On the News | USA | How T. rex’s powerful bite crushed dino bones to a pulp @ The Washington Post

On the News @ The Washington Post


How T. rex’s powerful bite crushed dino bones to a pulp


A T. rex fossil exhibited at the Royal Ontario Museum in 2014. (Stephen Morrison/European Pressphoto Agency)

“A dog, when gnawing on a favorite bone, slices it with its molars. If the pooch instead had a crocodile’s snout and gap teeth, crunching bones would be out of the question. But imagine if you will a croc-canine combo, one that is 40 feet long, 20 feet tall, walks on two legs and weighs about six tons. You’d end up with something strange, although not that far from a Tyrannosaurus rex. After all, when T. rex lived 67 million years ago, it was very fond of eating bones.

Yet it was far from your average dinosaur. “If you look at T. rex, it’s a total anomaly compared to all other meat-eating dinosaurs,” paleontologist François Therrien told The Washington Post. Therrien, a curator at the Royal Tyrrell Museum in Canada, pointed to the mash-up of wimpy arms, massive jaws and teeth like “killer bananas.”

Those chompers allowed the T. rex to chew like a bone-crunching hyena despite its reptilian snout. Coupled with a massive bite force, as calculated in a study published Wednesday in the journal Scientific Reports, the conical teeth generated pressures at their tips of up to 431,000 pounds per square inch. The study authors said their report was the first to examine the pressure exerted by dino dentition.

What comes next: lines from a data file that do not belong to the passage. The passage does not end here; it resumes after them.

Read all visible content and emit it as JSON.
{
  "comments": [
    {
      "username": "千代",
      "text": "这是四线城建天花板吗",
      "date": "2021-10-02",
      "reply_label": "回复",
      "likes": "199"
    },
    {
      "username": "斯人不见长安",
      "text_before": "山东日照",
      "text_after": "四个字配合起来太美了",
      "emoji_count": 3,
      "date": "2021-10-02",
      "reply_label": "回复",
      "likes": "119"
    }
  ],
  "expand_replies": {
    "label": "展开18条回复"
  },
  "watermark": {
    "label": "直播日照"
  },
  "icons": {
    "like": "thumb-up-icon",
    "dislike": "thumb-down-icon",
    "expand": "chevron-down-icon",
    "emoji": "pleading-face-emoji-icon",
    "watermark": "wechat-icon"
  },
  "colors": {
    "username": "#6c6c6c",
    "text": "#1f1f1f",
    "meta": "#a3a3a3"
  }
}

The maximum pressure at the tip of a T. rex tooth was 28 times what is felt at the bottom of the deep-sea Mariana Trench in the western Pacific. It was enough to cause the toughest dinosaur bones to fracture.

Put another way, a bite from a T. rex could shatter bones like a “. 45-caliber bullet with a mushroom head,” said paleontologist Gregory M. Erickson, a co-author of the study and curator at Florida State University’s Biological Science Museum.” (…) READ MORE

READ IT HERE: https://www.washingtonpost.com/news/speaking-of-science/wp/2017/05/17/how-t-rexs-powerful-bite-crushed-dino-bones-to-a-pulp/

United States of America Placeholder
United States of America
Oceans and Antarctica Overlay_small _blank Placeholder
Oceans and Antarctica Overlay_small _blank
Read more about/ USA
Read more about/ America
Read more about/ Cretaceous
Read more about/ Mesozoic
Read more about/ Vertebrate Paleontology
Read more about / On the News

Lurdes Fonseca

Assistant Professor and Researcher at University of Lisbon
Sociologist (PhD), Paleontologist (Researcher in Micropaleontology), Majors in Sociology and Biology, Minor in Geology. Main interests in Paleontology: Microfossils, Molecular fossils, Paleobiology and Paleoecology. (read more about me)